A red carpet premiere was held in Natchitoches on Nov. 2 for the movie, written and directed by Matthew Yerby, a Winnfield native, Northwestern State University graduate and employee at The Point Place Marina where The Dirty South was filmed.
Inspired by two of Matthew’s late father’s favorite songs, Run Around Sue and The Wanderer, the movie is a wild ride that takes place in a matter of three days. It’s action packed, but has an underlying message of family unity and the lengths people will go to to protect the ones they love. It pulls viewers in from the very beginning and takes them through a powerful tale of lawlessness and desperation that inevitably leads to a family coming out the other side closer for all the drama.
The movie will officially be out on Nov. 10 in select theaters and streaming services. The cast features well known actors including Dermot Mulroney, Willa Holland, and Shane West. Vogel Petrongolo Independent Producers Andrew Vogel and Suzann Toni Petrongolo each played a role in the movie while also working behind the scenes.
When asked about the movie and his experience with filming in Natchitoches, Shane West said it was phenomenal.
West is known for his roles in Liberty Heights (1999), Whatever It Takes (2000), A Walk to Remember (2002), The League of Extraordinary Gentlemen (2003), and on the show “Salem” (2014).
Born in Baton Rouge, West added, “It was fun to be a part of a project that was completely involved in Louisiana. It all had a wonderful family quality to it.”
What really excited him about the project was the characters and the storyline, and getting to experience the Natchitoches Christmas Festival for the first time. He enjoyed filming in the area, meeting all the people, eating at all the restaurants and immersing himself in the culture.
During a Q&A with cast and crew after the premiere, Yerby thanked the Natchitoches community who rose to meet all of the needs the film had, from finding a tractor in around 20 minutes, to producing heaters so the cast and crew didn’t freeze while filming in November. Marina Owner Debbie Walker also made a lot of the production possible by allowing the film crew to use the bar as its base camp. Other residents helped by providing their homes for set locations, loaning out boats for river scenes, and providing other equipment like vehicles, clothing, heaters, and even a wild hog in a cage. A pleasant and unexpected surprise, BOM donated toward the film.
“If it wasn’t for the wonderful people like Debbie, Daniel Page, Van Eversull, Rodney Harrington and many others selflessly helping us, we wouldn’t have The Dirty South,” said Matthew. “People are more than willing to help here in the South.”
On paper, the budget for this film is $1 million, but because of all the local support, Matthew said the production value is close to $5 million.

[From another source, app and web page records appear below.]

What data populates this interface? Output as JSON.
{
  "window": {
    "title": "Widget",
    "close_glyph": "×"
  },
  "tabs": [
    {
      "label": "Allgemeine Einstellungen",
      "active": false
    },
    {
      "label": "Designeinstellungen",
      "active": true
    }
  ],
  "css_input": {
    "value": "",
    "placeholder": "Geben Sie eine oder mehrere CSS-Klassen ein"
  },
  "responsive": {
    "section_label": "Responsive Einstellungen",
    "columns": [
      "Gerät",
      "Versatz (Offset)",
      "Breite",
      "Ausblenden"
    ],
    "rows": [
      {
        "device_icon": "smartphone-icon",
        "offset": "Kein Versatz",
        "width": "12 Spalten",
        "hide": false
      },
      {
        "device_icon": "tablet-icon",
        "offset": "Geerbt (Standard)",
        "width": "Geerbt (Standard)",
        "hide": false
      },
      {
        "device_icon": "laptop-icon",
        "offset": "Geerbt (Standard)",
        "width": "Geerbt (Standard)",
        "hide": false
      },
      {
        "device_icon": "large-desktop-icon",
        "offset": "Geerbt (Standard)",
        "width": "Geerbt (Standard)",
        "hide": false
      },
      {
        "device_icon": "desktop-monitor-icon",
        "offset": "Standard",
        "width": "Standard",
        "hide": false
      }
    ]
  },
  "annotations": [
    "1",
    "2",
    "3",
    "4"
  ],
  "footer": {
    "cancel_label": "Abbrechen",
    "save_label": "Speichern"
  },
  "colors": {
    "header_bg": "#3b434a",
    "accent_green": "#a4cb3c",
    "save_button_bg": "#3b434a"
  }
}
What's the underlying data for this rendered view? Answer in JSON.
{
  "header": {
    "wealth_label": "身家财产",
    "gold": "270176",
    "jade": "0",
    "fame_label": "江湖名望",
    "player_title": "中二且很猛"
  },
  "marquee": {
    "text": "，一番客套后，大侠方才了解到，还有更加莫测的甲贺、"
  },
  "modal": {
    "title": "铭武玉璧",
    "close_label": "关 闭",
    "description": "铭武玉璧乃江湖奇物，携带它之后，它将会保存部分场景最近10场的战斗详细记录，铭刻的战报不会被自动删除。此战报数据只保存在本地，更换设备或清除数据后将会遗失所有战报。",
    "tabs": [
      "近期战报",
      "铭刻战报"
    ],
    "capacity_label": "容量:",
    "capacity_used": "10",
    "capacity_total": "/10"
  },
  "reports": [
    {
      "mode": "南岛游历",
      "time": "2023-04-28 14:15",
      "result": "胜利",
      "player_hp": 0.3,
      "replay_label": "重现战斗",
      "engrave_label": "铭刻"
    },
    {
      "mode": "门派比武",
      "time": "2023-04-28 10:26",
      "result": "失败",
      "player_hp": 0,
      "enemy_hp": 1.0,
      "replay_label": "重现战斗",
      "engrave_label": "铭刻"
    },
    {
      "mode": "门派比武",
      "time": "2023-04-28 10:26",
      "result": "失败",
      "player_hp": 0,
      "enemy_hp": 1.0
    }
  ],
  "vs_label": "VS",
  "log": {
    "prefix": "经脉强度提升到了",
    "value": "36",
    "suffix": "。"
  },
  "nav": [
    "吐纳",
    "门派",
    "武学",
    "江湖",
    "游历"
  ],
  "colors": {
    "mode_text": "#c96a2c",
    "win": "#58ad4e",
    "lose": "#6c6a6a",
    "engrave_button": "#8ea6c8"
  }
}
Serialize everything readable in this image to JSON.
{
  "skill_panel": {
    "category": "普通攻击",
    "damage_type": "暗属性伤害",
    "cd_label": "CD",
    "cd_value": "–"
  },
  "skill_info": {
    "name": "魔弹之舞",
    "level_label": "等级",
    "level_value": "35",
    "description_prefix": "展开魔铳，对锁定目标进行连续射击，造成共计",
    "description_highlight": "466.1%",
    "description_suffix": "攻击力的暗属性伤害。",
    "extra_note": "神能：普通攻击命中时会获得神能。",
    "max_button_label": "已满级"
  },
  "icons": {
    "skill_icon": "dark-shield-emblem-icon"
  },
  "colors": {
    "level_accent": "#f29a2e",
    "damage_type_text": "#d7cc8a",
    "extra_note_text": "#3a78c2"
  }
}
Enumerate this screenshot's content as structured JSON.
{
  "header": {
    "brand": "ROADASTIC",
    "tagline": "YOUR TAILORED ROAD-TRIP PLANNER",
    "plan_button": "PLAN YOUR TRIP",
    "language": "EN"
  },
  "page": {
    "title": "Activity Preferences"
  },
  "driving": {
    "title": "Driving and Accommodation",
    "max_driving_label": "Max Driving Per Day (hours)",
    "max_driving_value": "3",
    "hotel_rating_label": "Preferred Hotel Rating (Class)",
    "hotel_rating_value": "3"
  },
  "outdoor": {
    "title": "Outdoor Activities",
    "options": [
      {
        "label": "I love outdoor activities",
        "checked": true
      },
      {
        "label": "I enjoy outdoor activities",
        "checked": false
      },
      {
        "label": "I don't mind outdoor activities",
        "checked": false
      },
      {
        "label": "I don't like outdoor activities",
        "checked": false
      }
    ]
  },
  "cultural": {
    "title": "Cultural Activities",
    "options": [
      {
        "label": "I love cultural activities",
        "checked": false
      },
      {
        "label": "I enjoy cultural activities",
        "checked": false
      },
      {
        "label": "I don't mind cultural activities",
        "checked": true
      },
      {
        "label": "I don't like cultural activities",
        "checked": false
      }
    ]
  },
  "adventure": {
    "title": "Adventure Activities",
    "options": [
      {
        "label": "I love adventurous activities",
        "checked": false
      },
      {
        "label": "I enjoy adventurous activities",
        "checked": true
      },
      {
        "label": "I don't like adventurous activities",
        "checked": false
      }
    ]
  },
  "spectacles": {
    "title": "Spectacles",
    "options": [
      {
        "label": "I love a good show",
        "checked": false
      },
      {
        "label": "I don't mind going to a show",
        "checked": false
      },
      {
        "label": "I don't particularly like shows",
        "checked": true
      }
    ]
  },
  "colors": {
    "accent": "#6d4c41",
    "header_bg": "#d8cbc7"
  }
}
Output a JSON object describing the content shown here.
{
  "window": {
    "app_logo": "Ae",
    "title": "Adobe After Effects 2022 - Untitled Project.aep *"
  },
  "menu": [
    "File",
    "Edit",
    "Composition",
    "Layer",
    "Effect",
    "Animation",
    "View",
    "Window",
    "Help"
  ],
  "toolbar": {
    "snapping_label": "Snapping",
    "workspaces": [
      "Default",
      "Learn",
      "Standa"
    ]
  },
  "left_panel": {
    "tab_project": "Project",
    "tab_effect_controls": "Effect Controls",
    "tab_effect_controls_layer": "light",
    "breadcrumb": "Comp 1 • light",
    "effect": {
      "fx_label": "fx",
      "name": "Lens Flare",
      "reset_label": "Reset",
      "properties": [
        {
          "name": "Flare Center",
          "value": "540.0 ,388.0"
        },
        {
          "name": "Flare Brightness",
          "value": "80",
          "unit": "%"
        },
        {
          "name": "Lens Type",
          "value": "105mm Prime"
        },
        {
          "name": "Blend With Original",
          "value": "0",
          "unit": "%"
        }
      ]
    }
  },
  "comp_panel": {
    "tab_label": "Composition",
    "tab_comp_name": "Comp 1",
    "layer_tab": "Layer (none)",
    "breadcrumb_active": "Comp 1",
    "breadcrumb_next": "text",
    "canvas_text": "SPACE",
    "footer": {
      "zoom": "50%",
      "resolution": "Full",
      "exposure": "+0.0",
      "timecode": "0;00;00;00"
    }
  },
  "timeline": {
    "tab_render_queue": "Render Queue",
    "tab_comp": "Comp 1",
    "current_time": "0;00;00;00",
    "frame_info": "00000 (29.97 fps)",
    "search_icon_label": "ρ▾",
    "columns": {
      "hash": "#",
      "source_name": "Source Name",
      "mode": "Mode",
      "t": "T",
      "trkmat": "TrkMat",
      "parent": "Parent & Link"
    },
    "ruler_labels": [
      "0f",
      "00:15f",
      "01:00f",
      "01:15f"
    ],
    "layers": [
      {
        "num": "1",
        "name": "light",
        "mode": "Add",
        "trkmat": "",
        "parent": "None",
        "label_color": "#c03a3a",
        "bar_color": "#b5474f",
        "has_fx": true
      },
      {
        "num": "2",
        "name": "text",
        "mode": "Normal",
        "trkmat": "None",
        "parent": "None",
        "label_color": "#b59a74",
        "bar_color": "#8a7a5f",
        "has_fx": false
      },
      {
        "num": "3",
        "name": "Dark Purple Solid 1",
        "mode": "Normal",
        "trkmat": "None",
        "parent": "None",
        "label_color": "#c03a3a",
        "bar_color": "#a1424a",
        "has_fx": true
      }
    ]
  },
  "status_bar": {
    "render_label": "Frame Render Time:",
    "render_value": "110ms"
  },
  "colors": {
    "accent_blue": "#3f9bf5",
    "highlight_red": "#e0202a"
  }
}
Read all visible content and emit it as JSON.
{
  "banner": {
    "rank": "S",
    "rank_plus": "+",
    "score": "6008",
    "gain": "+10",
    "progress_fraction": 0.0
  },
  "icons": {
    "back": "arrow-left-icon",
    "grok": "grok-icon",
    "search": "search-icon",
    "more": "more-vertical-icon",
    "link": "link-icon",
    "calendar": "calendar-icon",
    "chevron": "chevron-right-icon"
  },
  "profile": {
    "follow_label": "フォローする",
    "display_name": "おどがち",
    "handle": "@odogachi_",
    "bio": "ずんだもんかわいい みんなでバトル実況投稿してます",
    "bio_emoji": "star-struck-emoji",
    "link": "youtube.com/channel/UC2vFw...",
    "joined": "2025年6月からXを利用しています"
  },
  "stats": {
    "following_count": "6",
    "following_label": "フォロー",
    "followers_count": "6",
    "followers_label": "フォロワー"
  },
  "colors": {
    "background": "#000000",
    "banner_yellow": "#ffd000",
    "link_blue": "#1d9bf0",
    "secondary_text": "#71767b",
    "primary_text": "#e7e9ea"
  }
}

“It’s been unbelievable because it doesn’t happen anywhere else,” said Matthew, who had Natchitoches and Cane River in mind for the filming location as he started writing the script four years ago.